He tried, unsuccessfully, to cauterize the wound opened up by excommunication of the Society of St. Pius X, a traditionalist breakaway group led by four (now three) bishops. By allowing high-level doctrinal talks with them, he legitimized the theological complaints of these clumsy European reactionaries. One of their bishops, a Holocaust denier, has since been banished from the society but helped to torpedo that reconciliation on his way out. It’s unlikely that Benedict’s successor will be as anxious to try again.
His same drive toward greater Christian unity also prompted him to unilaterally create a space for disaffected Anglicans to join the Catholic Church while retaining their distinctive liturgy. But the governance of this “Anglican Ordinariate” has hardly any resources, and remains practically grounded. As with the Society of St. Pius X, Benedict has outlined a goal but has not seen it through to completion.
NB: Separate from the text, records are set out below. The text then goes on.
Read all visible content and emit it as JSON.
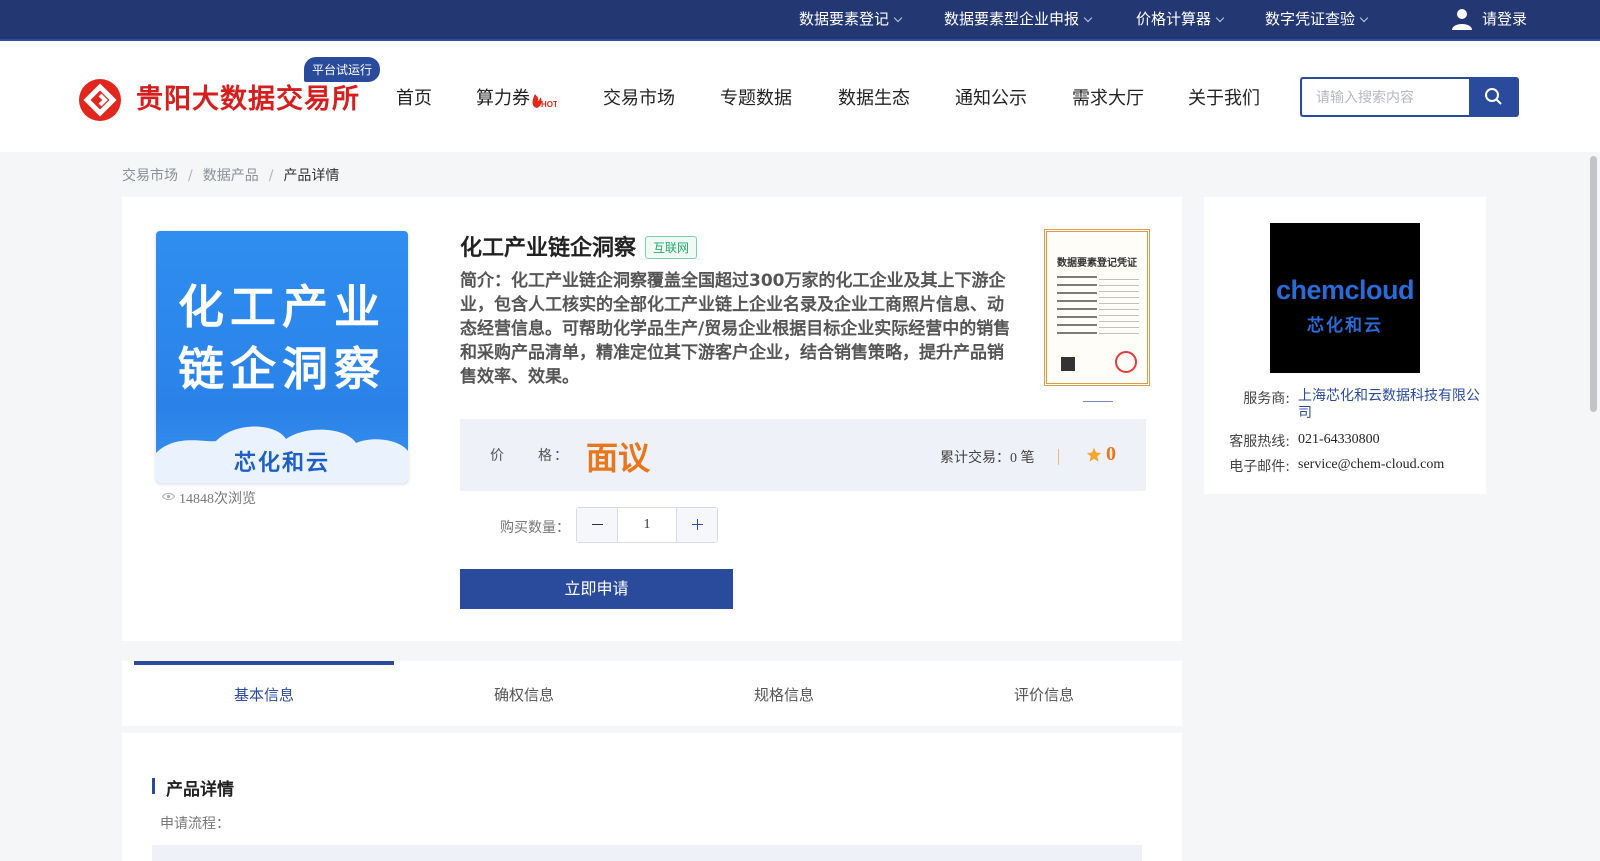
{
  "topbar": {
    "items": [
      {
        "label": "数据要素登记"
      },
      {
        "label": "数据要素型企业申报"
      },
      {
        "label": "价格计算器"
      },
      {
        "label": "数字凭证查验"
      }
    ],
    "login_label": "请登录"
  },
  "header": {
    "logo_text": "贵阳大数据交易所",
    "trial_badge": "平台试运行",
    "nav": [
      {
        "label": "首页"
      },
      {
        "label": "算力券"
      },
      {
        "label": "交易市场"
      },
      {
        "label": "专题数据"
      },
      {
        "label": "数据生态"
      },
      {
        "label": "通知公示"
      },
      {
        "label": "需求大厅"
      },
      {
        "label": "关于我们"
      }
    ],
    "hot_badge": "HOT",
    "search_placeholder": "请输入搜索内容"
  },
  "breadcrumb": [
    "交易市场",
    "数据产品",
    "产品详情"
  ],
  "product": {
    "image_lines": [
      "化工产业",
      "链企洞察"
    ],
    "image_brand": "芯化和云",
    "views": "14848次浏览",
    "title": "化工产业链企洞察",
    "tag": "互联网",
    "intro": "简介：化工产业链企洞察覆盖全国超过300万家的化工企业及其上下游企业，包含人工核实的全部化工产业链上企业名录及企业工商照片信息、动态经营信息。可帮助化学品生产/贸易企业根据目标企业实际经营中的销售和采购产品清单，精准定位其下游客户企业，结合销售策略，提升产品销售效率、效果。",
    "certificate_title": "数据要素登记凭证",
    "price_label": "价　　格：",
    "price_value": "面议",
    "trade_text": "累计交易：0 笔",
    "rating": "0",
    "qty_label": "购买数量：",
    "qty_value": "1",
    "apply_label": "立即申请"
  },
  "tabs": [
    {
      "label": "基本信息"
    },
    {
      "label": "确权信息"
    },
    {
      "label": "规格信息"
    },
    {
      "label": "评价信息"
    }
  ],
  "detail": {
    "heading": "产品详情",
    "flow_label": "申请流程："
  },
  "provider": {
    "logo_en": "chemcloud",
    "logo_cn": "芯化和云",
    "rows": [
      {
        "key": "服务商:",
        "value": "上海芯化和云数据科技有限公司"
      },
      {
        "key": "客服热线:",
        "value": "021-64330800"
      },
      {
        "key": "电子邮件:",
        "value": "service@chem-cloud.com"
      }
    ]
  },
  "colors": {
    "primary": "#2a4a9b",
    "topbar": "#233773",
    "logo_red": "#d41f1f",
    "price_orange": "#e8771b",
    "tag_green": "#2aa86a"
  }
}
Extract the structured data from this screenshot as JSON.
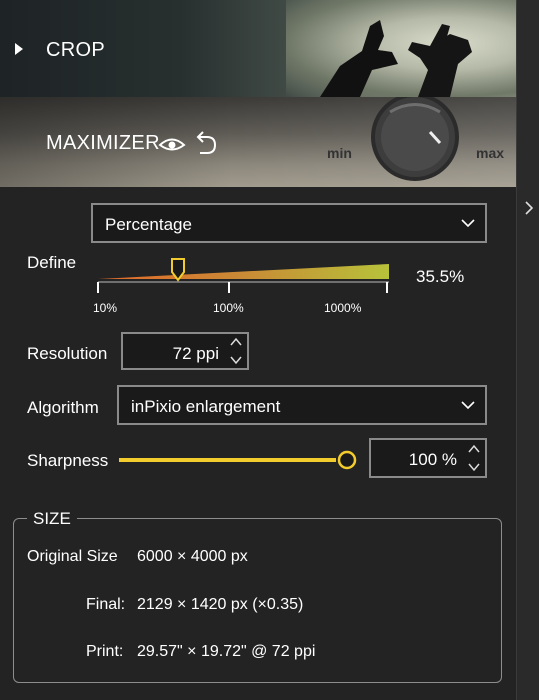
{
  "crop": {
    "title": "CROP"
  },
  "maximizer": {
    "title": "MAXIMIZER",
    "knob_min": "min",
    "knob_max": "max"
  },
  "mode_select": {
    "value": "Percentage"
  },
  "define": {
    "label": "Define",
    "value_text": "35.5%",
    "ticks": [
      "10%",
      "100%",
      "1000%"
    ],
    "slider_fraction": 0.28
  },
  "resolution": {
    "label": "Resolution",
    "value": "72 ppi"
  },
  "algorithm": {
    "label": "Algorithm",
    "value": "inPixio enlargement"
  },
  "sharpness": {
    "label": "Sharpness",
    "value": "100 %",
    "slider_fraction": 1.0
  },
  "size": {
    "legend": "SIZE",
    "original_label": "Original Size",
    "original_value": "6000 × 4000 px",
    "final_label": "Final:",
    "final_value": "2129 × 1420 px (×0.35)",
    "print_label": "Print:",
    "print_value": "29.57\" × 19.72\" @ 72 ppi"
  },
  "colors": {
    "accent_yellow": "#f2cc2c",
    "slider_start": "#e46a2b",
    "slider_end": "#b7c23a"
  }
}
A fruitful task for Vaticanologists will be sorting through the frustrations of Pope Benedict XVI. His personal butler was used as a spy against him. Rumors circulate that his orders were occasionally “misplaced” by his top aides. The papacy itself was perhaps an uncomfortable fit for him.
If Benedict is leaving his initiatives to a successor, his legacy may be the very fact of his resignation. He was elected to right the ship after a time when it was led by a man nearly incapacitated by illness. Perhaps Benedict feared leaving the church rudderless again. But he leaves his work incomplete.
Correction, Feb. 13, 2013: This article originally stated the number of seminarians has dropped by “nearly 90 percent.” It has dropped by more than 90 percent. (Return to the corrected sentence.)